ASSIGNMENT: What is needed here is each entry reproduced exactly, without its pictures.
═════ DATASET EXCERPTS ═════
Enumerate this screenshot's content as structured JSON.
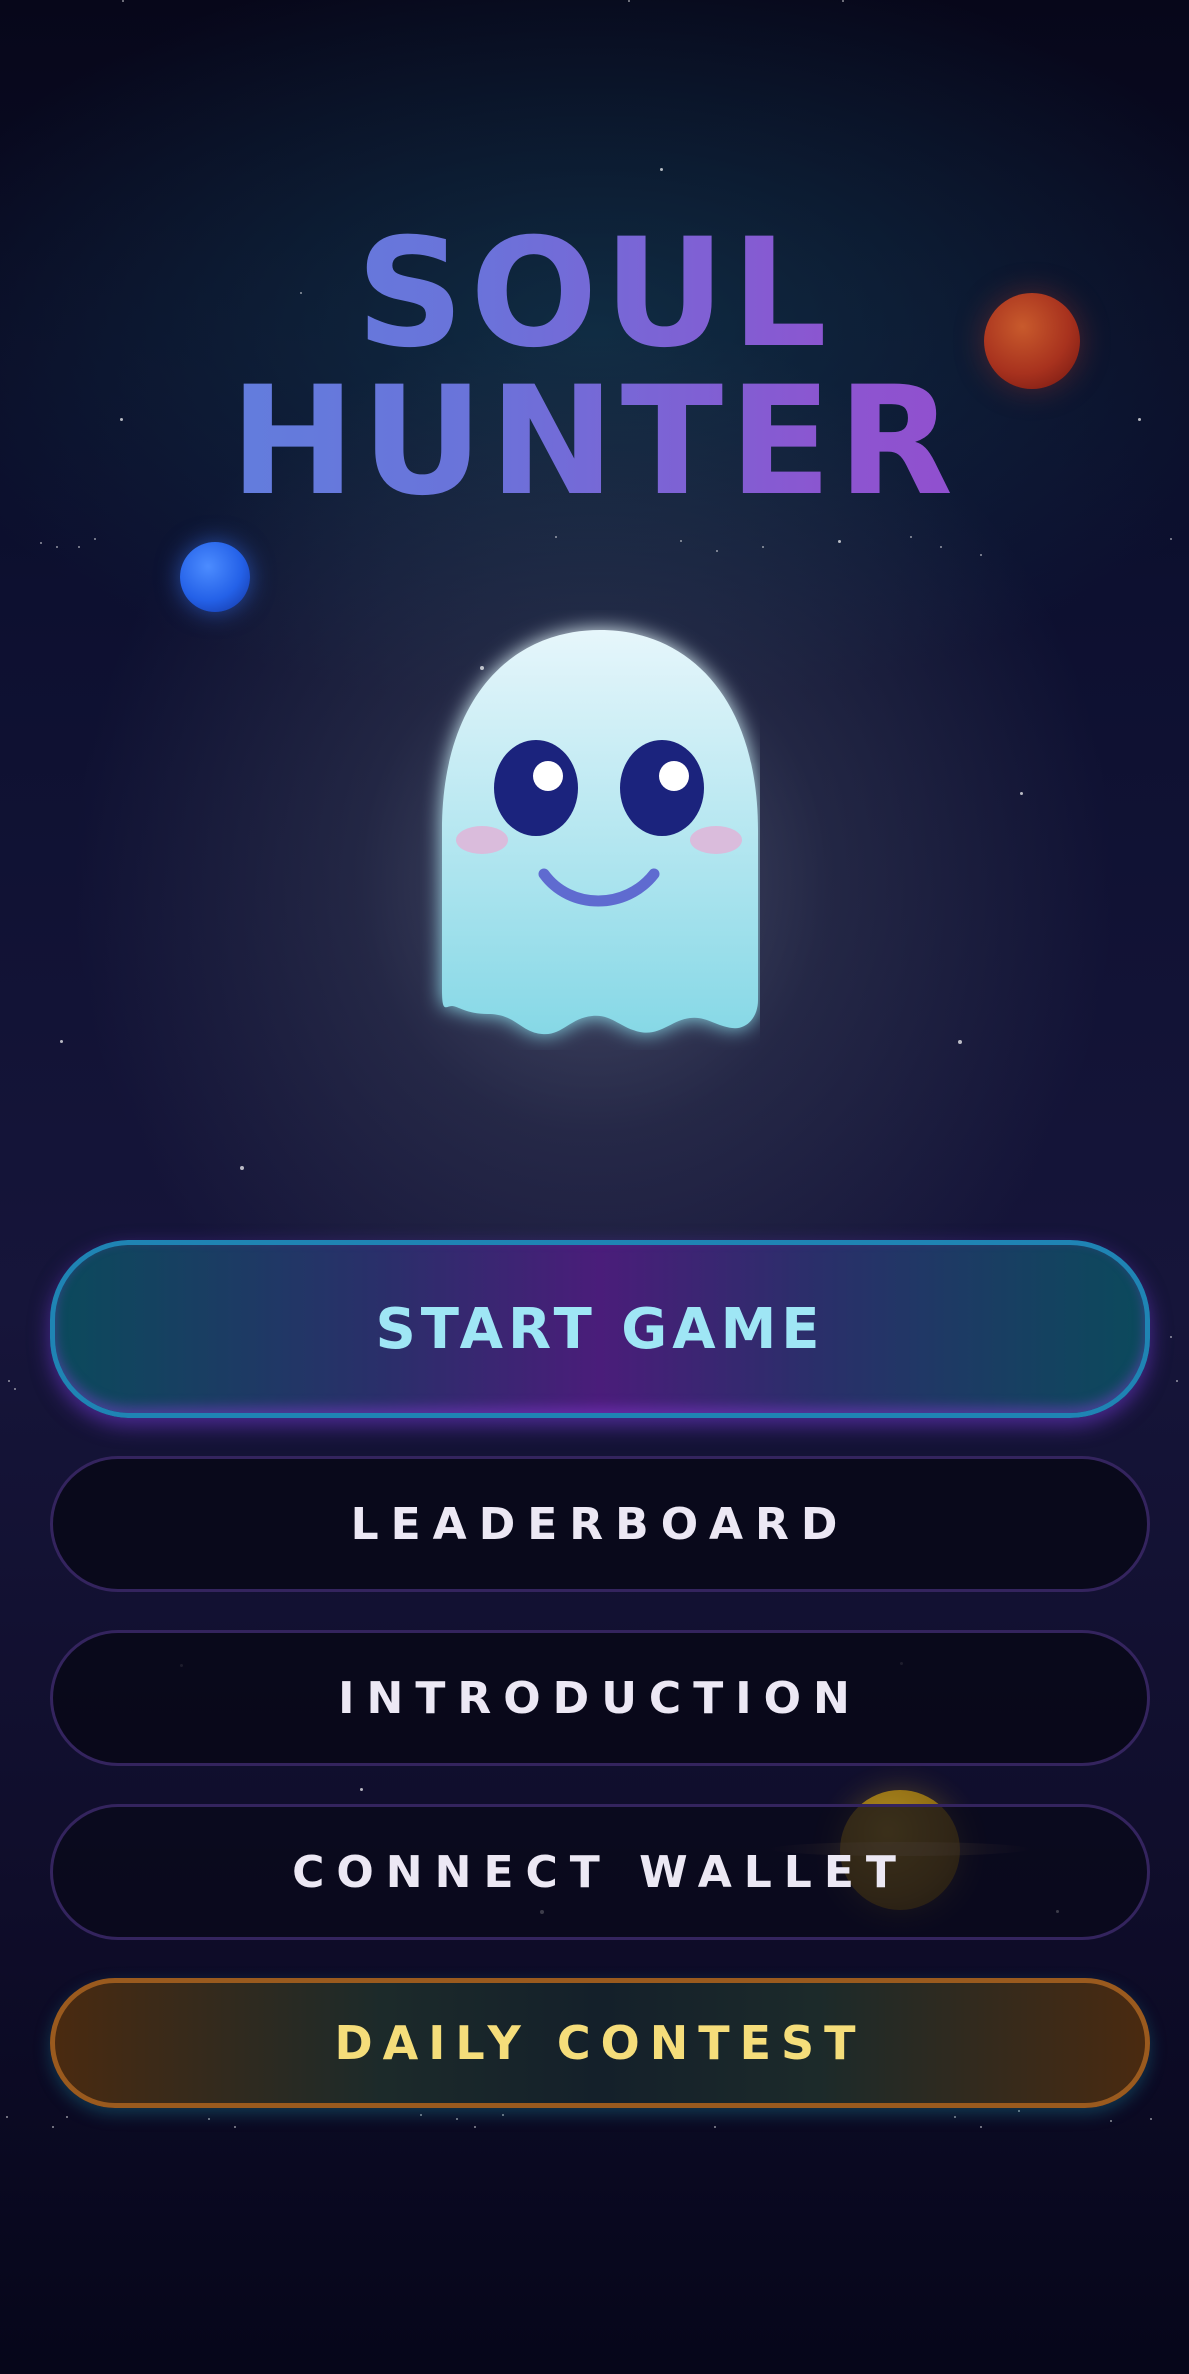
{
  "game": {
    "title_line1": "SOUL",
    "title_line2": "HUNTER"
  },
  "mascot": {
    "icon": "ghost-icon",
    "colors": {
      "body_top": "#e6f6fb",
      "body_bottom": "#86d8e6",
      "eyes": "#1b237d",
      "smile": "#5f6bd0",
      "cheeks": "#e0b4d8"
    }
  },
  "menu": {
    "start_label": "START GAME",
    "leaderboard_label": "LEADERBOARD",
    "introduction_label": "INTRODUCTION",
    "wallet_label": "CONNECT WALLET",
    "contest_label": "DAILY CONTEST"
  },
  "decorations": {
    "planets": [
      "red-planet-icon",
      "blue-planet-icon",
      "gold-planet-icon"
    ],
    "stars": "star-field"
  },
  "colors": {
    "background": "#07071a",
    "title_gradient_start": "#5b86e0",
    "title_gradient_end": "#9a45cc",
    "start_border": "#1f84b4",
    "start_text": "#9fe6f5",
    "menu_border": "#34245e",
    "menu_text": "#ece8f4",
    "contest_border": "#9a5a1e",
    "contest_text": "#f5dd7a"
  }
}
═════
COMPLETED TASK:
Enumerate this screenshot's content as structured JSON.
{
  "game": {
    "title_line1": "SOUL",
    "title_line2": "HUNTER"
  },
  "mascot": {
    "icon": "ghost-icon",
    "colors": {
      "body_top": "#e6f6fb",
      "body_bottom": "#86d8e6",
      "eyes": "#1b237d",
      "smile": "#5f6bd0",
      "cheeks": "#e0b4d8"
    }
  },
  "menu": {
    "start_label": "START GAME",
    "leaderboard_label": "LEADERBOARD",
    "introduction_label": "INTRODUCTION",
    "wallet_label": "CONNECT WALLET",
    "contest_label": "DAILY CONTEST"
  },
  "decorations": {
    "planets": [
      "red-planet-icon",
      "blue-planet-icon",
      "gold-planet-icon"
    ],
    "stars": "star-field"
  },
  "colors": {
    "background": "#07071a",
    "title_gradient_start": "#5b86e0",
    "title_gradient_end": "#9a45cc",
    "start_border": "#1f84b4",
    "start_text": "#9fe6f5",
    "menu_border": "#34245e",
    "menu_text": "#ece8f4",
    "contest_border": "#9a5a1e",
    "contest_text": "#f5dd7a"
  }
}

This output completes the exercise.